• [TASK DATA]:

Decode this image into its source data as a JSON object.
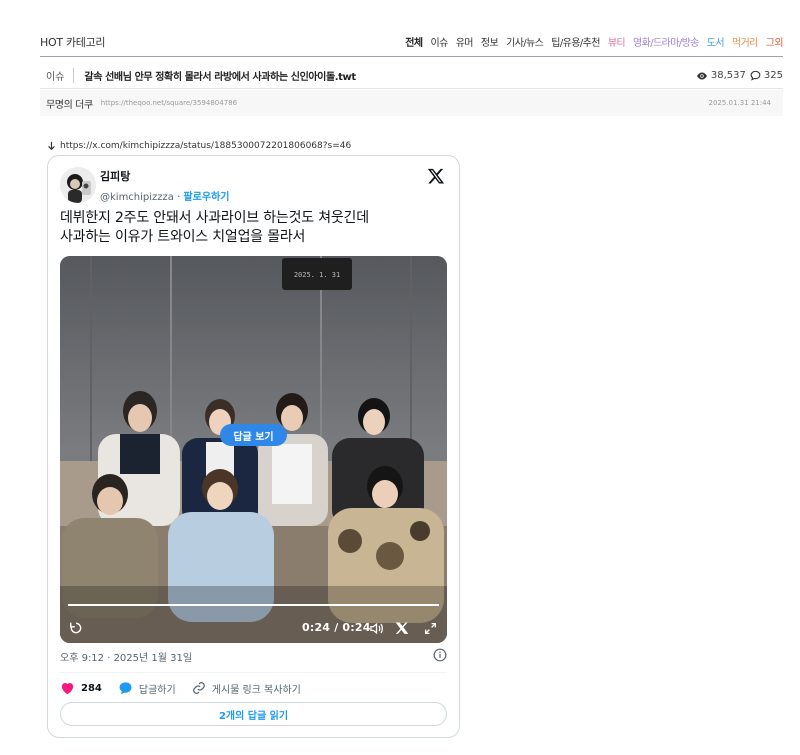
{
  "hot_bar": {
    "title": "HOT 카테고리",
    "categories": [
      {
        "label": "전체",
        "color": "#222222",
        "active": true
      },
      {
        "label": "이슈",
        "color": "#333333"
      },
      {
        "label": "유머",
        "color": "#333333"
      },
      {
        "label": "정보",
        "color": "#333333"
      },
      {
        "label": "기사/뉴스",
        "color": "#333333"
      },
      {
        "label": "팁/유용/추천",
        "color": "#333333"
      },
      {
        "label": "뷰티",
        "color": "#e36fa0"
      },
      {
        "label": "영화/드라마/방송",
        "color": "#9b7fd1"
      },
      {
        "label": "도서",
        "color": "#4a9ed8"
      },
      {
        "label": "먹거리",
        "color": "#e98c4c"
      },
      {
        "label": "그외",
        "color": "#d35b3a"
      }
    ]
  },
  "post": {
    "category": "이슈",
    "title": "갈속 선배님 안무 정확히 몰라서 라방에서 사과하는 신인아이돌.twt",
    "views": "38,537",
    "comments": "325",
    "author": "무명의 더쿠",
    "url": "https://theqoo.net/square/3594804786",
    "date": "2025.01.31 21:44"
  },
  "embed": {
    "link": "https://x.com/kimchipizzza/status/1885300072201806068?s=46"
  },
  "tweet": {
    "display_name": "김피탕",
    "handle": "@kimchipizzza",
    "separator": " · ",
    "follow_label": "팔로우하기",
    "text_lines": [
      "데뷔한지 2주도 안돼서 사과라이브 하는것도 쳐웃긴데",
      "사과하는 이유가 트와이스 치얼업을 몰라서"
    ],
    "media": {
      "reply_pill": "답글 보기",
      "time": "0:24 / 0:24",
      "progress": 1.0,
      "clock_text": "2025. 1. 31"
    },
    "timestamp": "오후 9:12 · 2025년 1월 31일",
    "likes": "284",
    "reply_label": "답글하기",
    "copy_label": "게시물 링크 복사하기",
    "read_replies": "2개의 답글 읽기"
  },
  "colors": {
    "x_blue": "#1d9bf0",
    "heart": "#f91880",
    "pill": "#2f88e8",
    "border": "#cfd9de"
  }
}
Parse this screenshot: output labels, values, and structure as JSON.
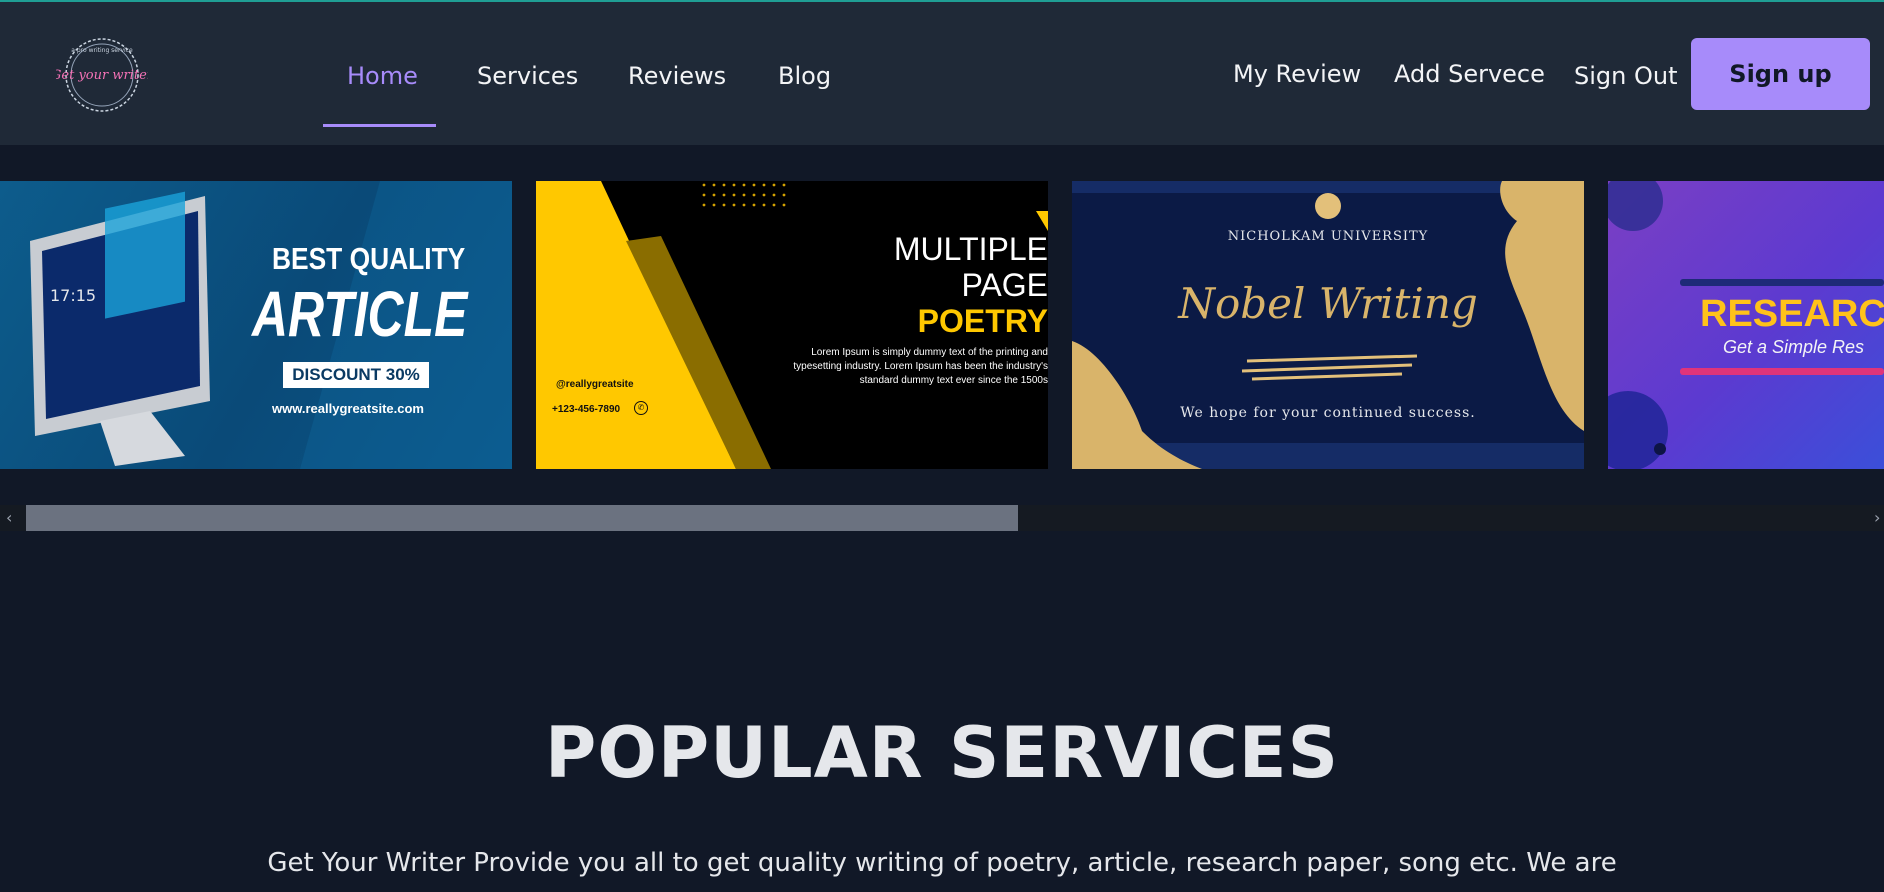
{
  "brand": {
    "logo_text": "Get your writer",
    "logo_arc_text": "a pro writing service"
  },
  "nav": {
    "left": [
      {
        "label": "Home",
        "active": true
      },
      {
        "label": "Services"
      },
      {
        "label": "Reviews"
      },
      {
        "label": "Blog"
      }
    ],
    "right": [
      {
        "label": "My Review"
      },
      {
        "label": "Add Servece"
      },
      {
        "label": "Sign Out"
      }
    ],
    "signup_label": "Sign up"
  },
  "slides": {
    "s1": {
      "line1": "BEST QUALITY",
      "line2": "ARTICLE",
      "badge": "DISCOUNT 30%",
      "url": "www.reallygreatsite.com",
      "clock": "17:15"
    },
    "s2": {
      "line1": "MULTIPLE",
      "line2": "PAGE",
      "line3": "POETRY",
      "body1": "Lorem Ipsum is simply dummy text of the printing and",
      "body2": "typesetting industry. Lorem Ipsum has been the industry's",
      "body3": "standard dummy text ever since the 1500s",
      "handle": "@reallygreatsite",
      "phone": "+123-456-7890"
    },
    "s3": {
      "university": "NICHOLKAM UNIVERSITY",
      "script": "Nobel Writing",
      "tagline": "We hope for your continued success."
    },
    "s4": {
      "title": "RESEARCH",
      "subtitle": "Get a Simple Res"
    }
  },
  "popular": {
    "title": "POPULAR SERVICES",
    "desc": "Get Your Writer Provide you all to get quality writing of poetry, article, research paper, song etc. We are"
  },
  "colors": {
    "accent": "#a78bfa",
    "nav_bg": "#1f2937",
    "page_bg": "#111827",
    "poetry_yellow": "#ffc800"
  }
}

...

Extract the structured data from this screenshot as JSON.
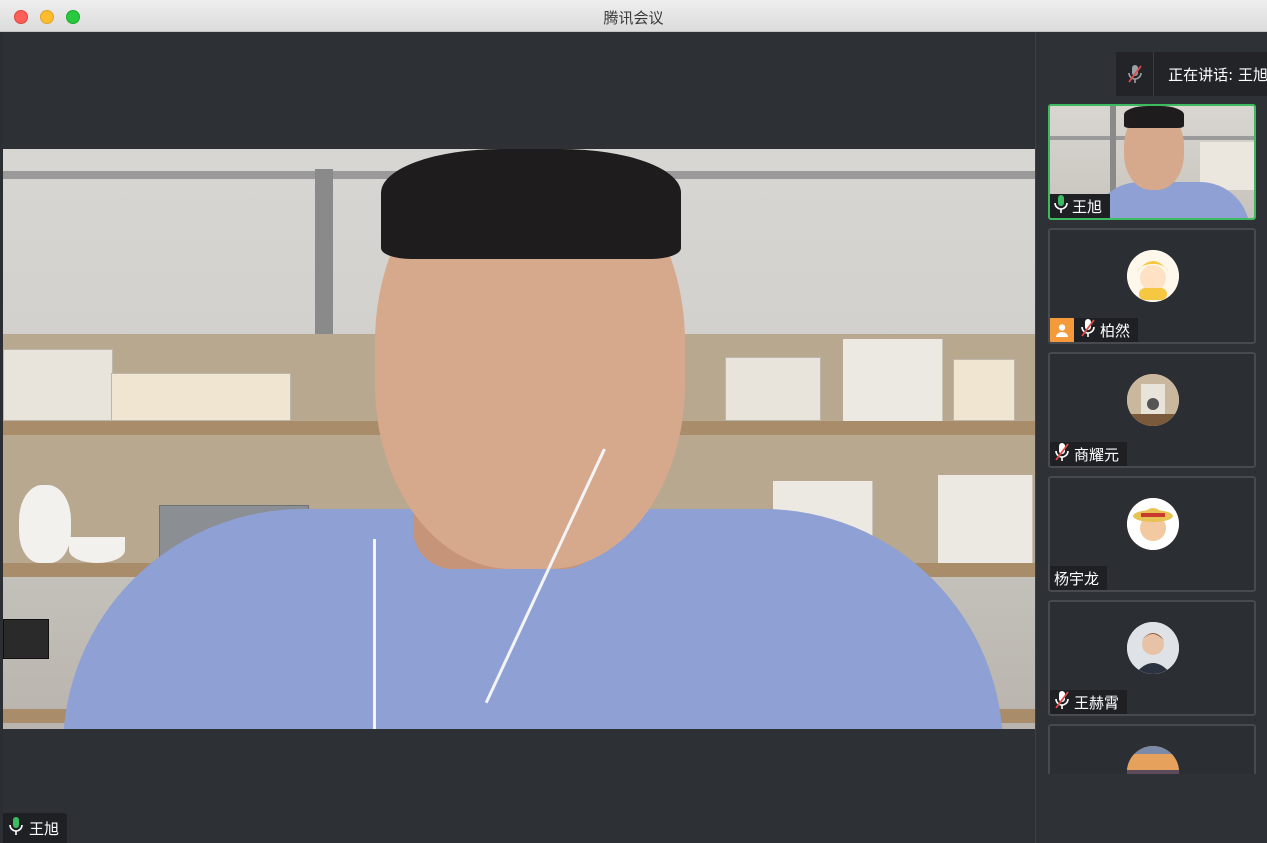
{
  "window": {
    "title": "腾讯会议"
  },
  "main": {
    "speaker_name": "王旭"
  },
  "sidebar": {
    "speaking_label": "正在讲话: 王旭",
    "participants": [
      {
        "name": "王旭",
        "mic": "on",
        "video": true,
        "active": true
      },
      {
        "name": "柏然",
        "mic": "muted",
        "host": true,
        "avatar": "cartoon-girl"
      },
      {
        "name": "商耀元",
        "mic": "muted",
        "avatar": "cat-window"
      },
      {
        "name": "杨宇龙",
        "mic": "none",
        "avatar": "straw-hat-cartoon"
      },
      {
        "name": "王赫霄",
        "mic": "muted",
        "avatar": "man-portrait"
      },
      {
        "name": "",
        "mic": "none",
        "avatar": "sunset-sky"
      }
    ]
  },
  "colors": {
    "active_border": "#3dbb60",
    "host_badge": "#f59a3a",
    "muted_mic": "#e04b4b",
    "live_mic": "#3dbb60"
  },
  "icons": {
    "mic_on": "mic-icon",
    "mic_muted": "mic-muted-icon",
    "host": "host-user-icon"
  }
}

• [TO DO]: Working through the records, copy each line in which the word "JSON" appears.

• [EXPECTED ANSWER]:
Decode this image into its source data as a JSON object.
Parse this screenshot: output labels, values, and structure as JSON.
Extract the structured data from this screenshot as JSON.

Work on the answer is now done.